Over the weekend, Maj. Gen. Esteban Yánez Rodríguez, air force director of strategic planning, became the highest ranking active-duty officer to back Guaidó. He posted a video recognizing Guaidó as the legitimate president of Venezuela.

Yánez’ statement is significant because he’s part of the high military command, said José Colina, a retired National Guard lieutenant who maintains contact with active-duty officers from his home in Miami.

“He’s the first member of that hierarchy to speak out from inside the country. He went into hiding immediately, but he’s an example for other officers who might be thinking of taking the same path,” said Colina.

The fact that an officer so close to the top decided to publicly break with Maduro strengthens the perception that the regime has entered a stage where its survival is unsustainable, he added.

“When an officer of his caliber takes that step, it’s because he’s seeing that a break is imminent,” Colina said. “He takes that step because what he’s seeing within the armed forces and within the country is telling him that Maduro is on his way out.”

U.S. officials are also directing those kinds of pronouncements toward the military.

“To the elite in the Military, the majority of whom do not support Nicolás Maduro, and are looking at each other wondering, well, who is going to go first? Understand that there are many of those in the top that are already sending their families away.

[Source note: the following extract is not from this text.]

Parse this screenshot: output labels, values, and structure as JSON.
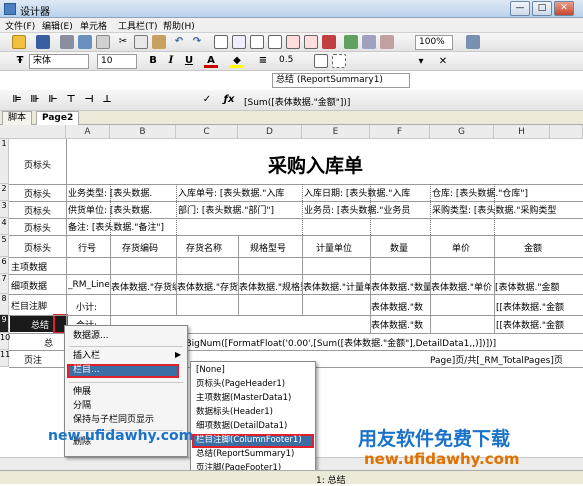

And they will be the first ones gone,” Florida Republican Sen. Marco Rubio said last week during a gathering with the Venezuelan community in Doral in a message clearly directed to the Venezuelan armed forces.

“You are going to wake up one morning to the news that Nicolás Maduro and Diosdado Cabello (the regime’s No. 2) and all these other people have left and you are going to be stuck behind, don’t let that happen, take the step that you must now,” Rubio said. “Don’t let that happen to you. Take the steps now that you must take to recover and restore the dignity of this great nation.”

Follow Antonio Maria Delgado on Twitter: @DelgadoAntonioM